Interface dataset entries:
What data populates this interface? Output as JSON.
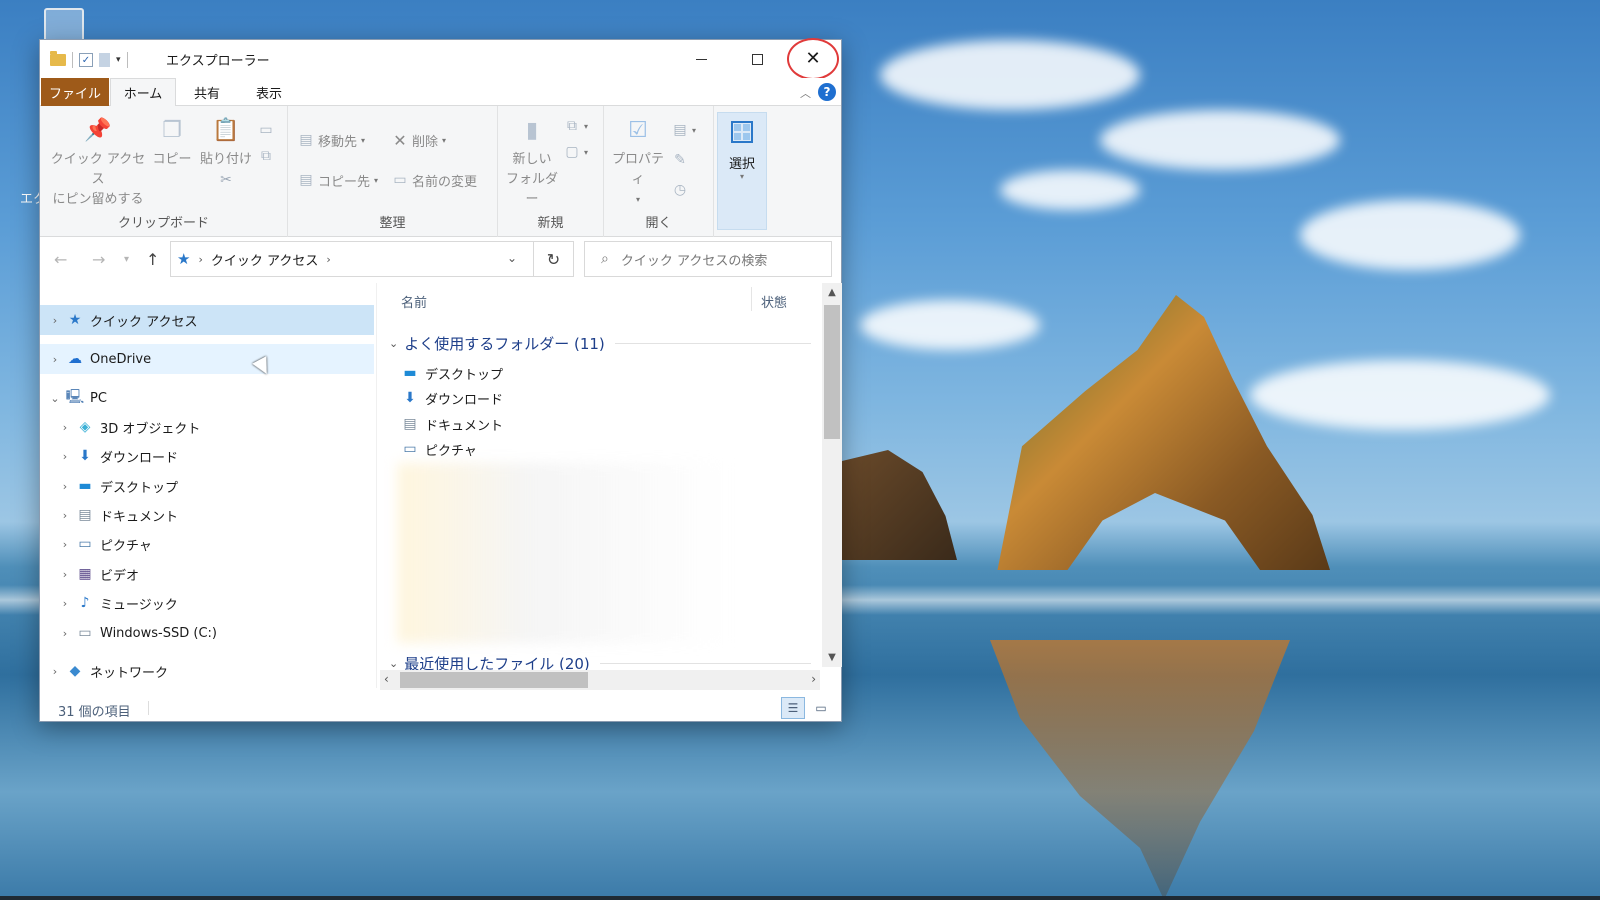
{
  "desktop": {
    "partial_label": "エク"
  },
  "window": {
    "title": "エクスプローラー",
    "controls": {
      "minimize": "—",
      "maximize": "☐",
      "close": "✕"
    }
  },
  "ribbon_tabs": {
    "file": "ファイル",
    "home": "ホーム",
    "share": "共有",
    "view": "表示",
    "help": "?"
  },
  "ribbon": {
    "clipboard": {
      "label": "クリップボード",
      "pin_line1": "クイック アクセス",
      "pin_line2": "にピン留めする",
      "copy": "コピー",
      "paste": "貼り付け"
    },
    "organize": {
      "label": "整理",
      "move_to": "移動先",
      "copy_to": "コピー先",
      "delete": "削除",
      "rename": "名前の変更"
    },
    "new": {
      "label": "新規",
      "new_folder_line1": "新しい",
      "new_folder_line2": "フォルダー"
    },
    "open": {
      "label": "開く",
      "properties": "プロパティ"
    },
    "select": {
      "label": "選択"
    }
  },
  "address": {
    "path": "クイック アクセス",
    "search_placeholder": "クイック アクセスの検索"
  },
  "nav_pane": {
    "items": [
      {
        "label": "クイック アクセス",
        "icon": "star-icon"
      },
      {
        "label": "OneDrive",
        "icon": "cloud-icon"
      },
      {
        "label": "PC",
        "icon": "computer-icon"
      },
      {
        "label": "3D オブジェクト",
        "icon": "cube-icon"
      },
      {
        "label": "ダウンロード",
        "icon": "download-icon"
      },
      {
        "label": "デスクトップ",
        "icon": "desktop-icon"
      },
      {
        "label": "ドキュメント",
        "icon": "document-icon"
      },
      {
        "label": "ピクチャ",
        "icon": "picture-icon"
      },
      {
        "label": "ビデオ",
        "icon": "video-icon"
      },
      {
        "label": "ミュージック",
        "icon": "music-icon"
      },
      {
        "label": "Windows-SSD (C:)",
        "icon": "drive-icon"
      },
      {
        "label": "ネットワーク",
        "icon": "network-icon"
      }
    ]
  },
  "content": {
    "columns": {
      "name": "名前",
      "status": "状態"
    },
    "frequent_header": "よく使用するフォルダー (11)",
    "frequent_items": [
      {
        "label": "デスクトップ",
        "icon": "desktop-icon"
      },
      {
        "label": "ダウンロード",
        "icon": "download-icon"
      },
      {
        "label": "ドキュメント",
        "icon": "document-icon"
      },
      {
        "label": "ピクチャ",
        "icon": "picture-icon"
      }
    ],
    "recent_header": "最近使用したファイル (20)"
  },
  "status_bar": {
    "count": "31 個の項目"
  },
  "colors": {
    "file_tab": "#9e5a19",
    "selection": "#cce4f7",
    "accent": "#2a78c9",
    "close_highlight": "#e03a3a"
  }
}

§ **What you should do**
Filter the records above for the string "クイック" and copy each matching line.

§ **Response below**
      "pin_line1": "クイック アクセス",
    "path": "クイック アクセス",
    "search_placeholder": "クイック アクセスの検索"
        "label": "クイック アクセス",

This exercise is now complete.